The Law Council of Australia wholly supports the establishment of a national integrity commission but believes consultation, collaboration and bipartisanship is needed for a functional and effective model to come to fruition.
Law Council President, Arthur Moses SC, said while there is a difference of opinion between the Coalition and ALP as to what the appropriate model of a national integrity commission should look like, careful consideration will be needed to develop and implement an appropriate model.
This process must include input from key stakeholders, legal experts and the community, and the Law Council looks forward to working towards an effective bipartisan solution.
“While the Law Council steadfastly opposes the inclusion of judicial oversight by a national integrity commission, the focus must be to ensure any federal body has the correct balance of powers to investigate corruption, but also protects the rights of individuals,” Mr Moses said.
“When you get the balance wrong, it may result in the abuse of power and reputations being unfairly damaged with lives destroyed.
“There are difficulties with both models that are being proposed by the Coalition and the ALP, which we will work through after the Federal election.
“I hope and expect any further debate on this important step to combat corruption will be conducted respectfully with the rule of law at the front of the mind, leaving rhetoric aside.
“Nobody, including retired judges or politicians, should throw allegations around in order to impugn the motives of those who disagree with their model.
“If we work together and not attack each other, we will come up with the best model that will fight corruption, but also not trample on the rights of individuals.”
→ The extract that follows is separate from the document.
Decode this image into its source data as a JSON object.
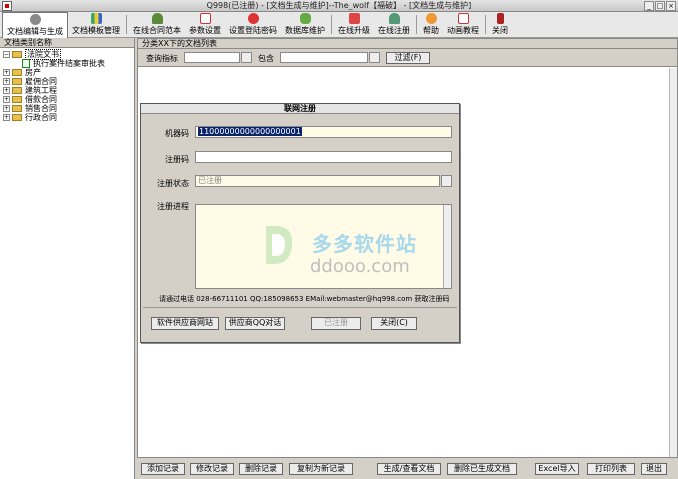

Mr Moses also reiterated calls for the establishment of separate a federal judicial commission to oversee complaints against judges.